TO DO:
The full listing should be reproduced exactly as it appears.
─── TASK DATA ───
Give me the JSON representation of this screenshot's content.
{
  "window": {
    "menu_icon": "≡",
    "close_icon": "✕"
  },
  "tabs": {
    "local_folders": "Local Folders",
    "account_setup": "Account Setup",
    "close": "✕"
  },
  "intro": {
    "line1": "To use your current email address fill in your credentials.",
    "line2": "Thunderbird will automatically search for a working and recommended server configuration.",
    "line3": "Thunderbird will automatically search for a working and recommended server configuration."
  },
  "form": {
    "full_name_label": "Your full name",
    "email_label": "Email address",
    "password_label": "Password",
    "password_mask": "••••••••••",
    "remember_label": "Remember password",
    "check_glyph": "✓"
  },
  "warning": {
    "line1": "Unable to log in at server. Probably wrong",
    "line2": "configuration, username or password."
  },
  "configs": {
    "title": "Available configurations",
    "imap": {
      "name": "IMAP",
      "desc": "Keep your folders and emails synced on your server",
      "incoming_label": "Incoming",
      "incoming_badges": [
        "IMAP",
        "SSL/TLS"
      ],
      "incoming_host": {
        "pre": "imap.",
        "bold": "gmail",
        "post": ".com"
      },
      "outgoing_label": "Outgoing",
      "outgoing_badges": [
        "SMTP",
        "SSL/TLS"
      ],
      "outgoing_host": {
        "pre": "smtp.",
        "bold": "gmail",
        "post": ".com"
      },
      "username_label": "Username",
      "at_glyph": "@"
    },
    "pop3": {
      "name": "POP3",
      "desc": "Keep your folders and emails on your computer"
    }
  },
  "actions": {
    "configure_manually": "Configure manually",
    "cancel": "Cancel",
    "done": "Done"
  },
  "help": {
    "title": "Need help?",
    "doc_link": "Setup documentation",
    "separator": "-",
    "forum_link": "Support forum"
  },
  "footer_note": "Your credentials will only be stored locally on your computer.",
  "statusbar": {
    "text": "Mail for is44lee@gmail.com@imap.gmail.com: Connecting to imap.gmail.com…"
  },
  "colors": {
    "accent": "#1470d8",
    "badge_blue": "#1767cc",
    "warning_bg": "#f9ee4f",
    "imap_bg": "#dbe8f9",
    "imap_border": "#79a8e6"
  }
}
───
SOLUTION FOR THIS PROBLEM:
Give me the JSON representation of this screenshot's content.
{
  "window": {
    "menu_icon": "≡",
    "close_icon": "✕"
  },
  "tabs": {
    "local_folders": "Local Folders",
    "account_setup": "Account Setup",
    "close": "✕"
  },
  "intro": {
    "line1": "To use your current email address fill in your credentials.",
    "line2": "Thunderbird will automatically search for a working and recommended server configuration.",
    "line3": "Thunderbird will automatically search for a working and recommended server configuration."
  },
  "form": {
    "full_name_label": "Your full name",
    "email_label": "Email address",
    "password_label": "Password",
    "password_mask": "••••••••••",
    "remember_label": "Remember password",
    "check_glyph": "✓"
  },
  "warning": {
    "line1": "Unable to log in at server. Probably wrong",
    "line2": "configuration, username or password."
  },
  "configs": {
    "title": "Available configurations",
    "imap": {
      "name": "IMAP",
      "desc": "Keep your folders and emails synced on your server",
      "incoming_label": "Incoming",
      "incoming_badges": [
        "IMAP",
        "SSL/TLS"
      ],
      "incoming_host": {
        "pre": "imap.",
        "bold": "gmail",
        "post": ".com"
      },
      "outgoing_label": "Outgoing",
      "outgoing_badges": [
        "SMTP",
        "SSL/TLS"
      ],
      "outgoing_host": {
        "pre": "smtp.",
        "bold": "gmail",
        "post": ".com"
      },
      "username_label": "Username",
      "at_glyph": "@"
    },
    "pop3": {
      "name": "POP3",
      "desc": "Keep your folders and emails on your computer"
    }
  },
  "actions": {
    "configure_manually": "Configure manually",
    "cancel": "Cancel",
    "done": "Done"
  },
  "help": {
    "title": "Need help?",
    "doc_link": "Setup documentation",
    "separator": "-",
    "forum_link": "Support forum"
  },
  "footer_note": "Your credentials will only be stored locally on your computer.",
  "statusbar": {
    "text": "Mail for is44lee@gmail.com@imap.gmail.com: Connecting to imap.gmail.com…"
  },
  "colors": {
    "accent": "#1470d8",
    "badge_blue": "#1767cc",
    "warning_bg": "#f9ee4f",
    "imap_bg": "#dbe8f9",
    "imap_border": "#79a8e6"
  }
}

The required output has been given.